The U.S. space agency, NASA, has chosen Boeing and SpaceX companies to build the next generation of spacecraft that will carry U.S. astronauts to the International Space Station by the year 2017. The deal with private industry enables NASA to end its dependence on Russia to send space crews into low Earth orbit and back. Zlatica Hoke has more.
Video

Video Future of Ukrainian Former President's Estate Uncertain

More than six months after Ukraine's former President Viktor Yanukovych fled revolution to Russia, authorities have yet to gain control of his palatial estate. Protesters occupy the grounds and opened it to tourists but they are also refusing to turn it over to the state. VOA's Daniel Schearf reports from Mezhigirya, just north of Kyiv.
Video

Video China Muslims Work to Change Perceptions After Knife Attacks

China says its has sentenced three men to death and one woman to life in prison for a deadly knife attack in March that left more than 30 dead and 140 injured. Beijing says Muslim militants from China's restive western region of Xinjiang carried out the attacks. Now, more than six months after the incident, residents in the city are still coping with the aftermath. VOA's Bill Ide has more from Kunming.

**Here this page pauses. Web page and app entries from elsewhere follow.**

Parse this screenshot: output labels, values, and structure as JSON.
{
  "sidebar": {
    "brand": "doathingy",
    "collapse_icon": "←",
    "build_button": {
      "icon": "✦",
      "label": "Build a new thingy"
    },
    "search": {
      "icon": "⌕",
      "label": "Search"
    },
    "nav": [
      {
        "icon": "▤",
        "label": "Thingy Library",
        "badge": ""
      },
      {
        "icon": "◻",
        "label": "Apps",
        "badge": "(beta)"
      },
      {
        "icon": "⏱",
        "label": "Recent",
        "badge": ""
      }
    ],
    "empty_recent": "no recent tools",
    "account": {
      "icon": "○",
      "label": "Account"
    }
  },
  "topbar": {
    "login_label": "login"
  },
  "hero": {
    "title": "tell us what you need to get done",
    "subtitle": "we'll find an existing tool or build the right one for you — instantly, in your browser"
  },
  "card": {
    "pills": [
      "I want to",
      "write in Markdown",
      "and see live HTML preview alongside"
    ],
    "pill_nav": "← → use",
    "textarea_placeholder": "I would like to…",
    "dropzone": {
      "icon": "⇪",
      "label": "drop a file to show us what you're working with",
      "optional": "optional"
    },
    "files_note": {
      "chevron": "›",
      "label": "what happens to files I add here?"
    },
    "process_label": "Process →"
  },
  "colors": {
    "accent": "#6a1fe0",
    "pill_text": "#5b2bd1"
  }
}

Carnage and mayhem are part of daily life in northern Nigeria, the result of a terror campaign by the Islamist group Boko Haram. Fears are growing that Nigeria’s government may not know how to counter it, and may be making things worse. More

AppleAndroid